I watched the way his mouth moved, comforted by the sound. And in that moment, I did not have words. I just listened. Realizing that he, even with his numbered days, knew far more about living than I did.
I think of him often, think of the girl he loved and wonder what happened to her or if she still loves him. I think about all the items on his list that he was crossing off, one by one. I think of his drinking and how he rationalized, with every sip, that there was no use in prolonging the inevitable, yet did so in a way that made you laugh alongside him. Cheers, you sweet stubborn man.
I think of his smile, and how in meeting him for the first time I already knew I cared about him, would care about him from that moment forward in the unexplainable way we connect to the strangers in our lives.
He understood something that I’m still trying to make sense of—when we learn how to die, we learn how to live.
When we close our eyes and live in the moment, when we laugh, lay in the sun, take sips of ice cold beer, lean into the people around us, share our truth, hold hands, smile, connect, breathe, celebrate, appreciate—we see the beauty around us instead of living in fruitless pursuit of perfection.
When we understand that our time on this earth is not for certain, that in any moment something could happen to change or end our path, we start to live with purpose, with passion.
When we remind ourselves that we are fleeting, we grasp and grab all that we can. We step forward without fear. We do the things we were so afraid to do for so long. We trust in the circumstances, and let ourselves be led.
When we remind ourselves of our impermanence, we live with tenacity.
We live as if we have numbered days, as if we have a determined diagnosis, as if we must squeeze every drop from this life because in all reality, this is the truth we’re all living.
There is no guarantee of tomorrow, of the future, of forever, or anything other than right here, right now. So maybe it’s not about reading all the self-help books, stressing over where our lives fit and compare.
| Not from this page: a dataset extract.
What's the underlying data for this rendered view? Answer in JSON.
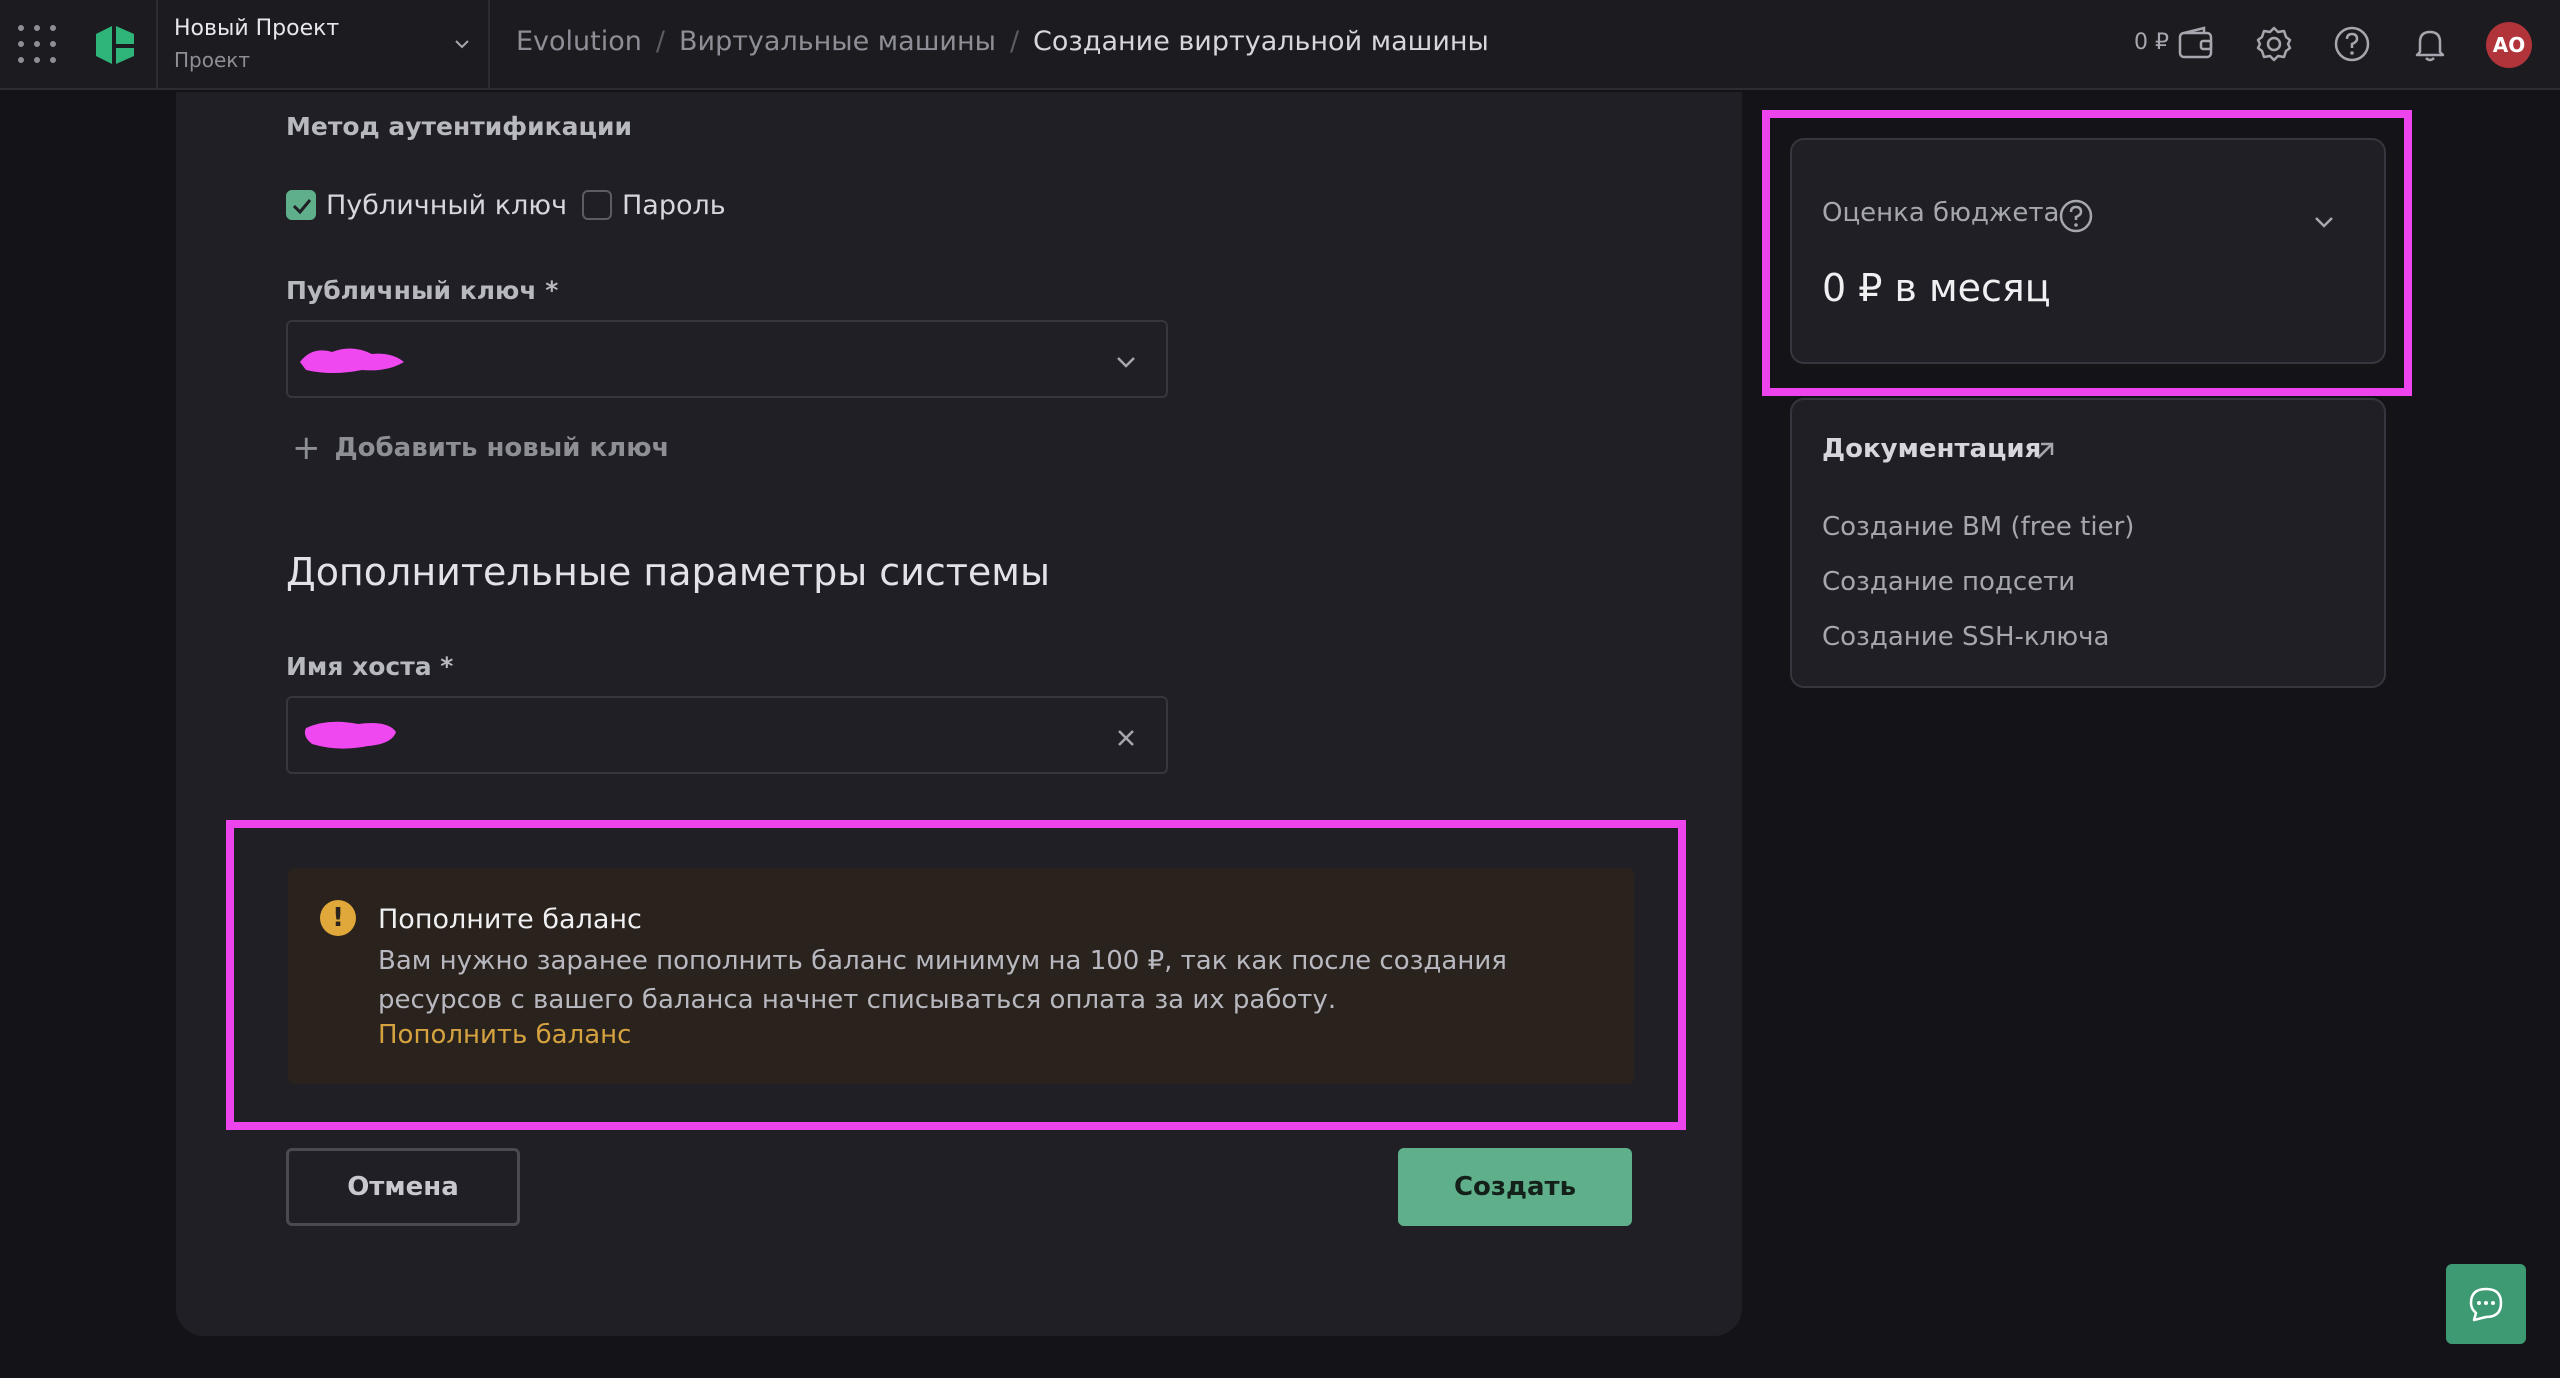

Maybe it’s not about trying to be the best, or do more than the person next to us. Maybe it’s not about searching for love, for answers, for meaning, but creating that meaning in every step.
Perhaps life is simply accepting that you are not here for long, so you must live.
You must acknowledge your impermanence, and then throw your head back and laugh, grab someone by the arm and dance, kiss, feel, hope, and remember all that you have.
In the end all that remains will be the memories—sun kissed skin, sparkling water, bodies next to one another, laughter bubbling up from chests and floating like fireflies into the sky.